Segment Start: DATA SECTION

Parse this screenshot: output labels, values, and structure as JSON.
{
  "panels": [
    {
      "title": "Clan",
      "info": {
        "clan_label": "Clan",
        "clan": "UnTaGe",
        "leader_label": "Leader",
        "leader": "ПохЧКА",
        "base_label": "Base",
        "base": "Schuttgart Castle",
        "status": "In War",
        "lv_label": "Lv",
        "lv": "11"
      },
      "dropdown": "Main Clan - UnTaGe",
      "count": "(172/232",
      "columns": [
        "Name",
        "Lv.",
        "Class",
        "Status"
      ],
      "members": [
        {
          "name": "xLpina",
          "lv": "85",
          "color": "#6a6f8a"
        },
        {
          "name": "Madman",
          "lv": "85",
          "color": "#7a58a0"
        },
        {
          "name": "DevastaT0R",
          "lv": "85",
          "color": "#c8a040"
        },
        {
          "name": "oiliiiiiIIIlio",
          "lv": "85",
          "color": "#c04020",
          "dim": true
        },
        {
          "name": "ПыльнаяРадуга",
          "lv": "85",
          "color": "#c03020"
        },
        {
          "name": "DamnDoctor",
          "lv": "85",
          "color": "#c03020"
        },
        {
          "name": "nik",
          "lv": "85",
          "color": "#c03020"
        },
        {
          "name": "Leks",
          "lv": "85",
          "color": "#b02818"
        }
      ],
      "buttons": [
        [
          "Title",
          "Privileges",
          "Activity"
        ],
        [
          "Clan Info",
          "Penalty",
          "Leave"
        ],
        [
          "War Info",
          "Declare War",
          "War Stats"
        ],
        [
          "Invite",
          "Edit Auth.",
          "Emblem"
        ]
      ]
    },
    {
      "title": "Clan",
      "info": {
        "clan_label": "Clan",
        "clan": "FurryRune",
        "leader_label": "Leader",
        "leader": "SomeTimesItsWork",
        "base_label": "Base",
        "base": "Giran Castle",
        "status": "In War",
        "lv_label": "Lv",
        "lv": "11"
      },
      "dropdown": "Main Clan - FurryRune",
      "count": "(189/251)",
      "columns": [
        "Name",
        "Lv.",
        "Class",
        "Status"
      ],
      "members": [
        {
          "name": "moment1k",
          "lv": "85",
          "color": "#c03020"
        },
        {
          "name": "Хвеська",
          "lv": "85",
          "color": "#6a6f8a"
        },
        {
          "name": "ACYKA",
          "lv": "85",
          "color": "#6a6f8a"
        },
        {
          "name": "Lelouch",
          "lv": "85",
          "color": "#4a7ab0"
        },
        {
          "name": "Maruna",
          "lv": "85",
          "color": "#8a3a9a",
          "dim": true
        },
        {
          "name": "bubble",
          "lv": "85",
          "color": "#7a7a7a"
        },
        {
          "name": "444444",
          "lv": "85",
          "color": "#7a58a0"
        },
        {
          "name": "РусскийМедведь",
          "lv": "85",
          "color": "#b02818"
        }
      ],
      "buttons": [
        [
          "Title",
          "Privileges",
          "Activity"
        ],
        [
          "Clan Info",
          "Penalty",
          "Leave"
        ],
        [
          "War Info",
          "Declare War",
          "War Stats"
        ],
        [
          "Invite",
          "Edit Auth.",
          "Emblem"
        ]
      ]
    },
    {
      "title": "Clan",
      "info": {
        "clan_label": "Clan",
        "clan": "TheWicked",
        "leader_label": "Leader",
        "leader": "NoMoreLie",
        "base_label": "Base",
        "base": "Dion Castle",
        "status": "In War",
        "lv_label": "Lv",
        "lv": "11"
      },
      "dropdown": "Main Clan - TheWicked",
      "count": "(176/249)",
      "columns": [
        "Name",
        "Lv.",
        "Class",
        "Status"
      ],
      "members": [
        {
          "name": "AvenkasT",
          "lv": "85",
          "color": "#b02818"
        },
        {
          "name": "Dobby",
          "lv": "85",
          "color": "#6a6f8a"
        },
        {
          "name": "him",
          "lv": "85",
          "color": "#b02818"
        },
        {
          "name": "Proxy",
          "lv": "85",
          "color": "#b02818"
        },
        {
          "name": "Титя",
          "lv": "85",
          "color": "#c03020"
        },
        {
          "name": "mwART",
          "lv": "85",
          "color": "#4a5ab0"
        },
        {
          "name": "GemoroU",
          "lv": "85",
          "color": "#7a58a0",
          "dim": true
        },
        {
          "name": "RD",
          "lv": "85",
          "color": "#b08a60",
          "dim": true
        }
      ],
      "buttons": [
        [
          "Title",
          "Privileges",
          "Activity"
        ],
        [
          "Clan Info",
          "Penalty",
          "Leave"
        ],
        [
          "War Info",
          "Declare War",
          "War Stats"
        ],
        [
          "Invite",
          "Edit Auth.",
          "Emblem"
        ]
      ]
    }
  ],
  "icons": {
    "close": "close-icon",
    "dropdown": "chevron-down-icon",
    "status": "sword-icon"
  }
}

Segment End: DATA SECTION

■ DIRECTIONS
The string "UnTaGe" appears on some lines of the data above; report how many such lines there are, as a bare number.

■ RESULT BELOW
2